Managed Switch: help me understand


To effectively use the Network Load Balancing (NLB) capability that is built into Windows, it's important that the servers sharing the common virtual IP address be plugged into a hub, not a switch. The reason for this is that these servers share a common virtual MAC address. A switch would get confused when it tries to "learn" the appropriate port for the virtual MAC address. This is why a whitepaper that I recently read recommends:

- plugging the servers in the cluster into a hub - uplinking that hub into a switch

This ensures that each server in the cluster is able to see each packet destined for the virtual MAC address. This is all pretty standard stuff, but here's the thing: I don't want to have to mount a separate hub in my rack for each cluster. Can I accomplish the same thing with a "managed switch"? I've never used a managed switch before, so I'm not sure.

Let's say I have a managed switch with 24 ports. I fill up ports 1-16 with Ethernet cables from various machines on my LAN... but I then plug in the two servers in my cluster into ports 23-24. I want ports 23-24 to act like a hub that is unlinked to the rest of the switch. Eventually, the switch would learn that the shared MAC address of the cluster lives behind ports 23-24 and all traffic destined for that MAC address would be

*broadcast* to those two ports. Does that make sense?

I'm not sure what the appropriate jargon/terminology is for this type of setup, but I've done some research and I think it's called a VLAN. The crucial point to note here, though, is that ports 23-24 would act as a hub (all traffic is broadcast) instead of a switch.

All comments are appreciated.


Reply to
Sal Bompensaro
Loading thread data ...

Many switches also allow you to put specific ports in "monitor mode" - where the ports you specify will get all traffic that the switch sees.


Reply to
Kameron Gasso

Cool, I guess that's what I'm looking for, as long as I can make the "monitor mode" only apply to the ports in my VLAN instead of the whole switch.

Reply to
Sal Bompensaro

I think You have to use PORT TRUNKING for this purpose, not VLAN.

Reply to
Stanislaw Chmielarz

Naw,..Port Trunking is a VLAN thing where the router uses the same physical interface (with same cable and switch port) to serve multiple VLANs. The line between it and the switch becomes the Trunk Line. Investigate the term "Router on a stick" for more details.

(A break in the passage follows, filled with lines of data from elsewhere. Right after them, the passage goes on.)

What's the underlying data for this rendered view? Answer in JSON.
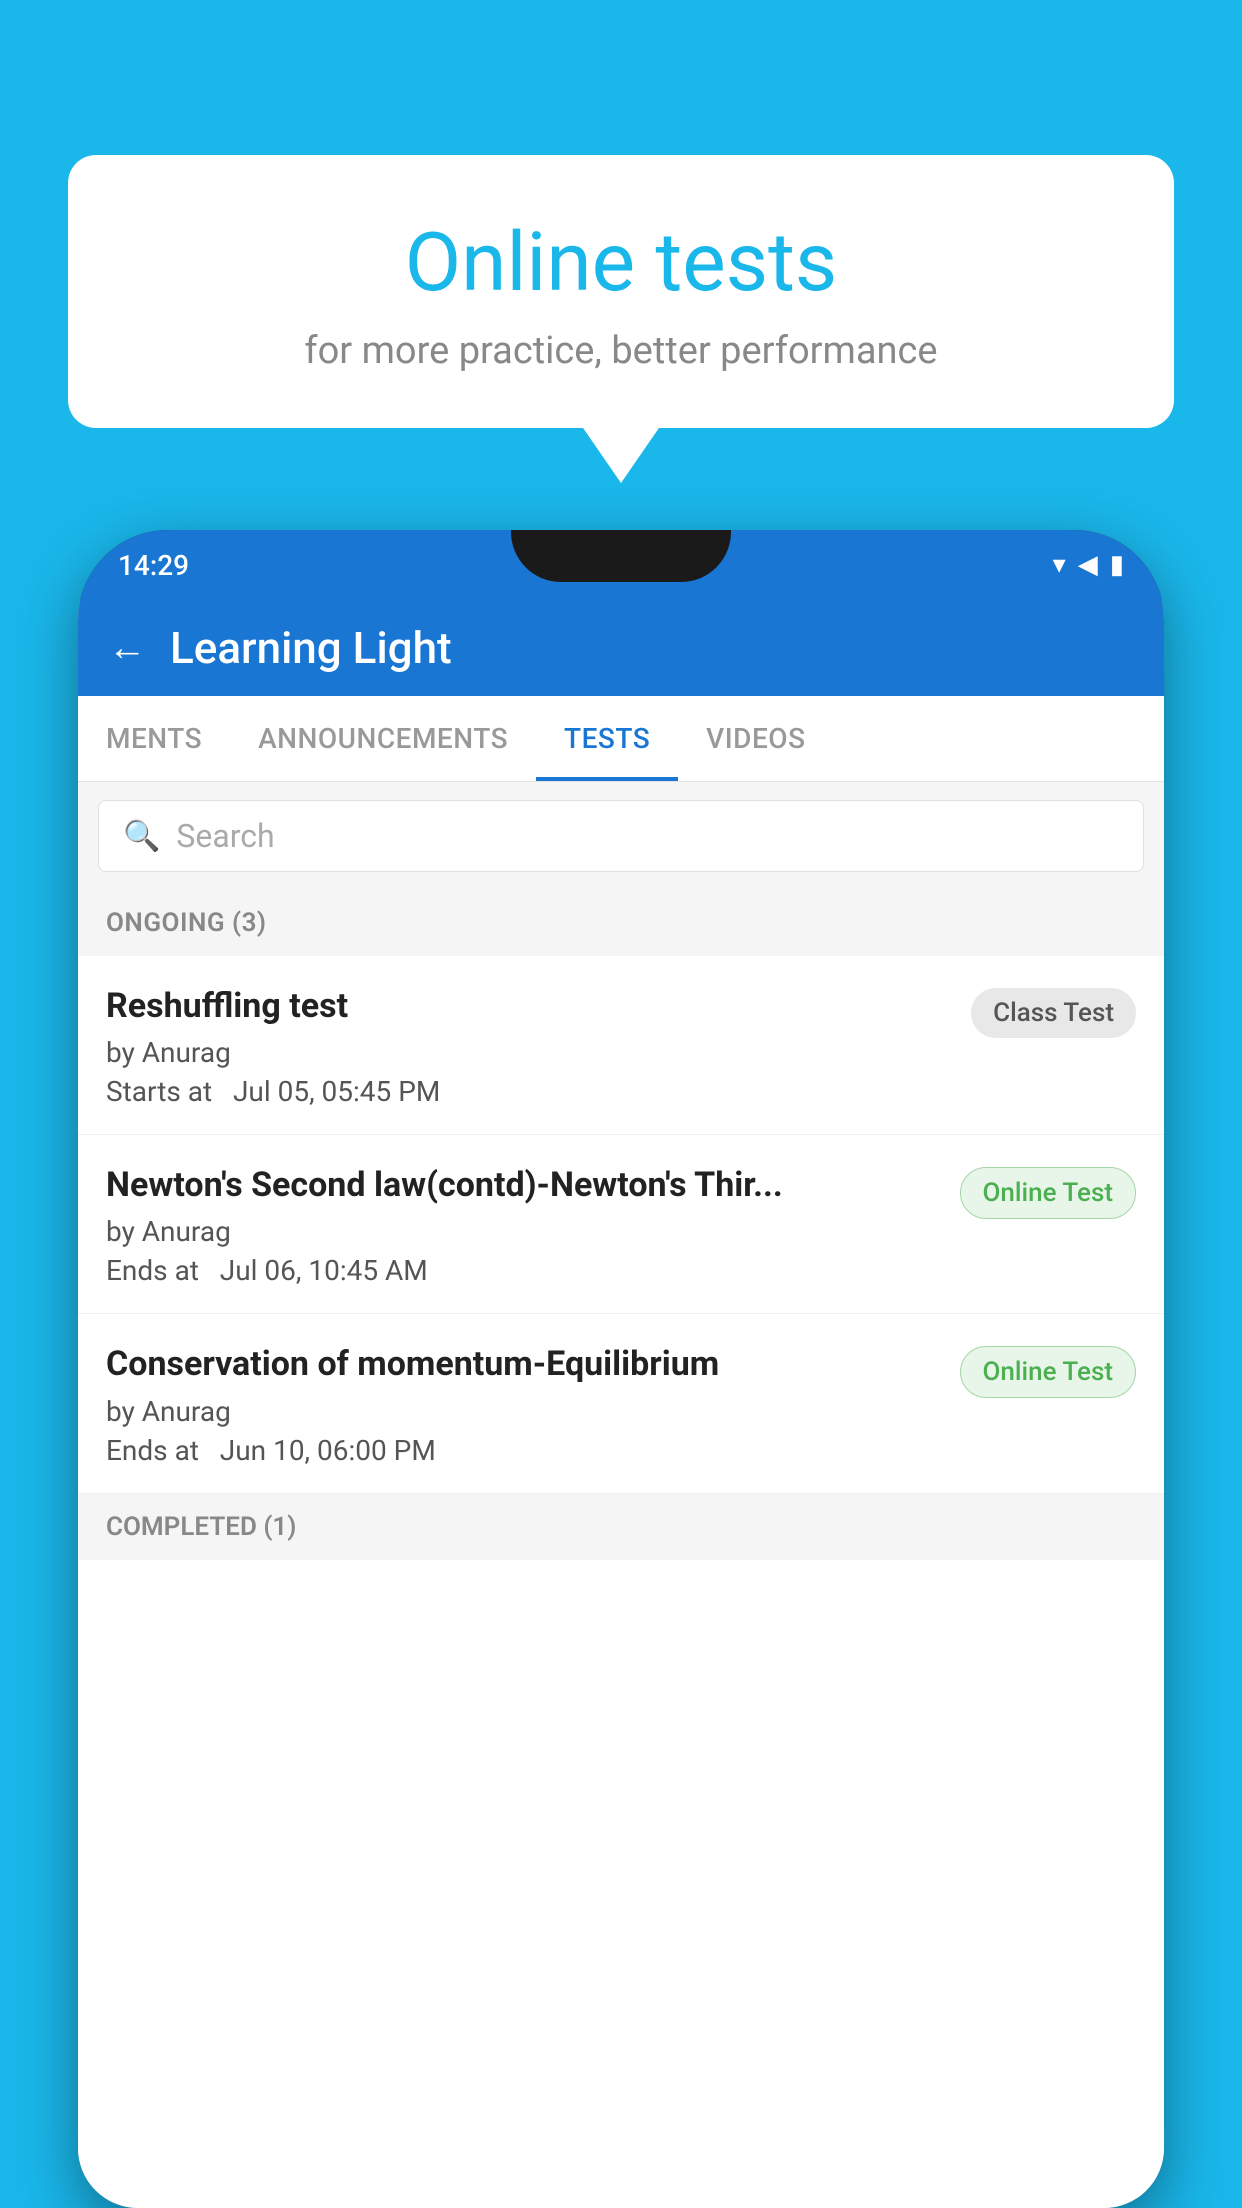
{
  "background": {
    "color": "#1ab7ea"
  },
  "speech_bubble": {
    "title": "Online tests",
    "subtitle": "for more practice, better performance"
  },
  "phone": {
    "status_bar": {
      "time": "14:29",
      "wifi_icon": "▾",
      "signal_icon": "▲",
      "battery_icon": "▮"
    },
    "header": {
      "back_label": "←",
      "title": "Learning Light"
    },
    "tabs": [
      {
        "label": "MENTS",
        "active": false
      },
      {
        "label": "ANNOUNCEMENTS",
        "active": false
      },
      {
        "label": "TESTS",
        "active": true
      },
      {
        "label": "VIDEOS",
        "active": false
      }
    ],
    "search": {
      "placeholder": "Search"
    },
    "ongoing_section": {
      "label": "ONGOING (3)"
    },
    "tests": [
      {
        "name": "Reshuffling test",
        "author": "by Anurag",
        "time_label": "Starts at",
        "time": "Jul 05, 05:45 PM",
        "badge": "Class Test",
        "badge_type": "class"
      },
      {
        "name": "Newton's Second law(contd)-Newton's Thir...",
        "author": "by Anurag",
        "time_label": "Ends at",
        "time": "Jul 06, 10:45 AM",
        "badge": "Online Test",
        "badge_type": "online"
      },
      {
        "name": "Conservation of momentum-Equilibrium",
        "author": "by Anurag",
        "time_label": "Ends at",
        "time": "Jun 10, 06:00 PM",
        "badge": "Online Test",
        "badge_type": "online"
      }
    ],
    "completed_section": {
      "label": "COMPLETED (1)"
    }
  }
}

For load balancing, the right way, requires a switch that is specifically designed for load balancing multiple NICs.

Reply to
Phillip Windell

A URL to the paper would help someone help you....

But what you really need is for the switch to deliver a copy of each inbound packet to the NIC cards at each server.

depending on how you configure the cluster, this is either a conventional unicast MAC address, or a multicast address. Multicast will work with a switch, but has its own issues,

a hub does this in the hardware, but since hubs top out at 100 Mbps, with modern servers and Gigabit capable interfaces, the hub may limit overall throughput.

You need a switch that can handle your cluster setup(s), and you may need each cluster in its own subnet.

Yes it does do some of what you want - but no setting up a VLAN does not make the switch behave as a hub - it makes it behave as a collection of separate switches.

You would isolate the cluster within a VLAN, sort out a way to send cluster traffic to all attached ports, but then you add a router (or the routing inside your layer 3 switch) to connect that VLAN as a separate subnet to the rest of your network.

If you use unicast cluster MAC addresses, then you have to configure the switch to replicate traffic to that MAC address to each relevant port. If you use this setup, then you dont have to isolate clusters on their own subnets / vlans, but it is going to make it easier to fault find, configure and change later if you do.

If you use multicast cluster MAC Addresses, then you need a router (or layer

3 capable switch) willing to ARP and work with a multicast MAC address, or that allows you to set that mapping manually.

Either way you need switch(es) with high end capabilities that allow for the setup you choose. i suggest you get your vendor to spec them for this purpose and agree and actually do a functional test for the load balancing working correctly before you pay for any hardware.

Reply to
stephen Forums website is not affiliated with any of the manufacturers or service providers discussed here. All logos and trade names are the property of their respective owners.